Neil deGrasse Tyson is director of the Hayden Planetarium at the American Museum of Natural History. He is the author of many books, including Space Chronicles: Facing the Ultimate Frontier, and the host of the Emmy-winning documentary Cosmos: A Spacetime Odyssey. Michael A. Strauss is professor of astrophysics at Princeton University. J. Richard Gott is professor emeritus of astrophysics at Princeton University. His other books include The Cosmic Web: Mysterious Architecture of the Universe (Princeton).
"This book provides a very valuable resource for anyone who wants to acquire a reasonably quantitative understanding of introductory astronomy. The questions cover a broad range of interesting topics, and the solutions are thorough and often enlightening, providing additional insights into the subject matter."--Alex Filippenko, University of California, Berkeley
"The difference between a good astronomy course and a great astronomy course is great problems. This book is a gold mine of great problems for introductory astronomy, problems that can be solved with high school algebra and run the gamut from earth-smashing asteroids to neutron stars, black holes, the fate of the universe, and the search for life on other worlds. It will be a valuable resource for anyone teaching introductory astronomy and an exhilarating challenge for students who want to sharpen their wits against the cosmos."--David Weinberg, Ohio State University
"A fantastic asset. The hardest part of teaching introductory astronomy courses is writing engaging, informative problems at the appropriate level. This book provides a treasure trove of wonderfully instructive material that is much better than anything else out there. I will be using Tyson, Strauss, and Gott for a long time to come."--James H. Applegate, Columbia University
"A marvelous compendium. This companion book demonstrates in a playful manner how, with no more than high school algebra, we can obtain a deeper appreciation of the properties of the infinitely large and small, and deepen our conversation with the cosmos."--Trinh X. Thuan, University of Virginia
"A wonderful collection of introductory problems that convey the wonders of the universe and fundamental concepts in astronomy through specific examples and numbers. A fantastic resource for the classroom and aspiring astronomers."--Abraham Loeb, Harvard University

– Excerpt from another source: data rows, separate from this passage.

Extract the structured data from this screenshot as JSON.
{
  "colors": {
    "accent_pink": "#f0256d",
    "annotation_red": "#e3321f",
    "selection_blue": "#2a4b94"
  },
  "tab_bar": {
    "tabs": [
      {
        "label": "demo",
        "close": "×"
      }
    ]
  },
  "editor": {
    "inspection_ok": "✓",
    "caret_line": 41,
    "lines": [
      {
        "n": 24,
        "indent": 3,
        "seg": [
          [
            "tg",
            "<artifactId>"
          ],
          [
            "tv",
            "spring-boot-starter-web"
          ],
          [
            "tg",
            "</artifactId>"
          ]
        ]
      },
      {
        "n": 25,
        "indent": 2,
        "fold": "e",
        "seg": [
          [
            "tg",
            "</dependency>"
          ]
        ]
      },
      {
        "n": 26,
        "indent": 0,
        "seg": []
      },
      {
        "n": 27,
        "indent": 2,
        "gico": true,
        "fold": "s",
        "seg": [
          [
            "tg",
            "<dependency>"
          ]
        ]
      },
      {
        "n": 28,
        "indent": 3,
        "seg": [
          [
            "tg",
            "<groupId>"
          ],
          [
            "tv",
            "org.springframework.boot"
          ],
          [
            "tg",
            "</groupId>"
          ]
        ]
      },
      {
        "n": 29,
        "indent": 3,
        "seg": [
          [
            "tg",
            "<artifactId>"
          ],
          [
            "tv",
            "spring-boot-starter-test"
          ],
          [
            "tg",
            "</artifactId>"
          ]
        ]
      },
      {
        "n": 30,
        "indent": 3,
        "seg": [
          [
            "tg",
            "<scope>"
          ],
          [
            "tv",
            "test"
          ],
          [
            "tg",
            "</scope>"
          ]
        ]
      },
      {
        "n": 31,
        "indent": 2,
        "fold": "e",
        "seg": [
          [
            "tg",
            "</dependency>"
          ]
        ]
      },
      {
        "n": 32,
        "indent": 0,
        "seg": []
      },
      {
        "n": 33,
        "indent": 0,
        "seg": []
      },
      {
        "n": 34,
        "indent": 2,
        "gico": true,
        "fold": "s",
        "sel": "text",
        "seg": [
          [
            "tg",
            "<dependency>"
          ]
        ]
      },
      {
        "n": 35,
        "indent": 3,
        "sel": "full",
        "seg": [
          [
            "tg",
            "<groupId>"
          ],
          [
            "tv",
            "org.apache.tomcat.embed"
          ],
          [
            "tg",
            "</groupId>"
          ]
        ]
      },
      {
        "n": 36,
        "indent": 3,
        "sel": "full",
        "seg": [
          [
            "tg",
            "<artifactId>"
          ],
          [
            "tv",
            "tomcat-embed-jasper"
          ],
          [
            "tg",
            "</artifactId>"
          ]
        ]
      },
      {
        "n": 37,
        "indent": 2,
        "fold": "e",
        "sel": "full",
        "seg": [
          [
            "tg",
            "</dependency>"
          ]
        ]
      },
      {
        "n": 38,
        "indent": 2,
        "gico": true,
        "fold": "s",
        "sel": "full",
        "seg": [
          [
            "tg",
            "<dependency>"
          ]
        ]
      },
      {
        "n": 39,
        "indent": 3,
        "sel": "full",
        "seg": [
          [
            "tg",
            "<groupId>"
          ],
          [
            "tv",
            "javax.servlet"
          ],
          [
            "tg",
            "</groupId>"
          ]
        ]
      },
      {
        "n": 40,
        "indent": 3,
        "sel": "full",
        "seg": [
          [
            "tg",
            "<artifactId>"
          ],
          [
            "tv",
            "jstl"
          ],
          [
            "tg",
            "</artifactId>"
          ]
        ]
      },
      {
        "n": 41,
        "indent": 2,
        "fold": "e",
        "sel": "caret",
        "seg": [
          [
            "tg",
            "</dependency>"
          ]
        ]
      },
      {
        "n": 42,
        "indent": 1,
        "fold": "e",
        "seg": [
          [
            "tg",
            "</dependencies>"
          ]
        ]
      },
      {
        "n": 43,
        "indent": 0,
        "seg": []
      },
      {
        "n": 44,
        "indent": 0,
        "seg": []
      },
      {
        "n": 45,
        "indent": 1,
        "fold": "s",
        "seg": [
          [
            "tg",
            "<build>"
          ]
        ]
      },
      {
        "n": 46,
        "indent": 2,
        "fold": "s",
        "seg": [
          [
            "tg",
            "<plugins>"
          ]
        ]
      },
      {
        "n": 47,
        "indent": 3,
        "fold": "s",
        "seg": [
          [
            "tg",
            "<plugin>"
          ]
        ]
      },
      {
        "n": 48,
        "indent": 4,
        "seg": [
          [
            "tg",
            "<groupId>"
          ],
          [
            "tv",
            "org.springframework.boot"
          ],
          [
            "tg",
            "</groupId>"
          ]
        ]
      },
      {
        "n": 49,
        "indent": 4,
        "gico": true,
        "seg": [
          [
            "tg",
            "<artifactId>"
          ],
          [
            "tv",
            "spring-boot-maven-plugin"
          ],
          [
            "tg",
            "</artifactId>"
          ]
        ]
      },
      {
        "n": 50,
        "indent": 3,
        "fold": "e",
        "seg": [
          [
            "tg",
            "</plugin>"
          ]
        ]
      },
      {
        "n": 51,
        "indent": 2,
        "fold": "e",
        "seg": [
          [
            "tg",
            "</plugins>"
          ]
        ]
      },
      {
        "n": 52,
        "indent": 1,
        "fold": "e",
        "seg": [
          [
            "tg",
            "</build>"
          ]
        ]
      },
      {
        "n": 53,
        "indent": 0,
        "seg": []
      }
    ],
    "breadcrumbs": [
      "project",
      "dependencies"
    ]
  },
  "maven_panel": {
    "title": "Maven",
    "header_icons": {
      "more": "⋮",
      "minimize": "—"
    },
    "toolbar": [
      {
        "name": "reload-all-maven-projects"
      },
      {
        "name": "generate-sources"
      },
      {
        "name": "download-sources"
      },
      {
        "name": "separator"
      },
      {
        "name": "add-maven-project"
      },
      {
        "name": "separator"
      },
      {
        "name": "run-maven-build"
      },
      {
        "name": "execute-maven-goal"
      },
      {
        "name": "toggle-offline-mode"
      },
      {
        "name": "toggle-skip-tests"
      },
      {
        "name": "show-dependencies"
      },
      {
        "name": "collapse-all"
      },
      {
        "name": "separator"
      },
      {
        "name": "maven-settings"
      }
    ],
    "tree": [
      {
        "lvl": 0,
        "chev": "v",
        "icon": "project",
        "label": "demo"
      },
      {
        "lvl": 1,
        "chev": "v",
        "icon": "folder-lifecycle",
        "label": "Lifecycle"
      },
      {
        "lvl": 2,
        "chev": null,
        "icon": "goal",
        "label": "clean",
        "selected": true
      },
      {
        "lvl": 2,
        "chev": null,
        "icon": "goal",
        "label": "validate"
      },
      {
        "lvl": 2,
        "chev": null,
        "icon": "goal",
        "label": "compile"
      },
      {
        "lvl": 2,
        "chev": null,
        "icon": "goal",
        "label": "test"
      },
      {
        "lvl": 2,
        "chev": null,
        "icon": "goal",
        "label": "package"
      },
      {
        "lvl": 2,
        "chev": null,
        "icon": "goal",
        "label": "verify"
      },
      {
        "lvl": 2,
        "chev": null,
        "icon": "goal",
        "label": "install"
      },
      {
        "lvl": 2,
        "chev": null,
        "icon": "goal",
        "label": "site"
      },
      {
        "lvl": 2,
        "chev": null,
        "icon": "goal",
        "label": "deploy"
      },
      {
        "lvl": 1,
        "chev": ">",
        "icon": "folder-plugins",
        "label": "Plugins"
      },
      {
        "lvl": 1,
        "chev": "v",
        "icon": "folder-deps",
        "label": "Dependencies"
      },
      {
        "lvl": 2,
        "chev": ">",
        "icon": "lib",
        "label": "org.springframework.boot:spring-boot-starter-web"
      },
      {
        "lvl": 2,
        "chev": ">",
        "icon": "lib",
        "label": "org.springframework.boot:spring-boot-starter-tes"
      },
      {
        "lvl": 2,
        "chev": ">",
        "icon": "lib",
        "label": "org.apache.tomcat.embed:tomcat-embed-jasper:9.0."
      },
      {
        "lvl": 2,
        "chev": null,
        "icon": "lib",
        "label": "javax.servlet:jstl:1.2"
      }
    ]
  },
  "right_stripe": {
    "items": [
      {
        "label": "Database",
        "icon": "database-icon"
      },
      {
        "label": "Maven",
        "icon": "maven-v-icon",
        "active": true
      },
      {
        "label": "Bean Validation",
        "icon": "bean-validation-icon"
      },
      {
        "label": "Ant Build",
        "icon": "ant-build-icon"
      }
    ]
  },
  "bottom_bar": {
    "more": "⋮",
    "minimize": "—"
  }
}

"Microorganisms on Europa, colliding black holes, cosmic inflation, and much more are covered in this expansive and thoughtfully selected collection of exciting problems in astrophysics--even a two-dimensional Tardis appears! Both students and experienced astronomers should come away enriched through study of these problems and the techniques presented to crack them."--W. Niel Brandt, Pennsylvania State University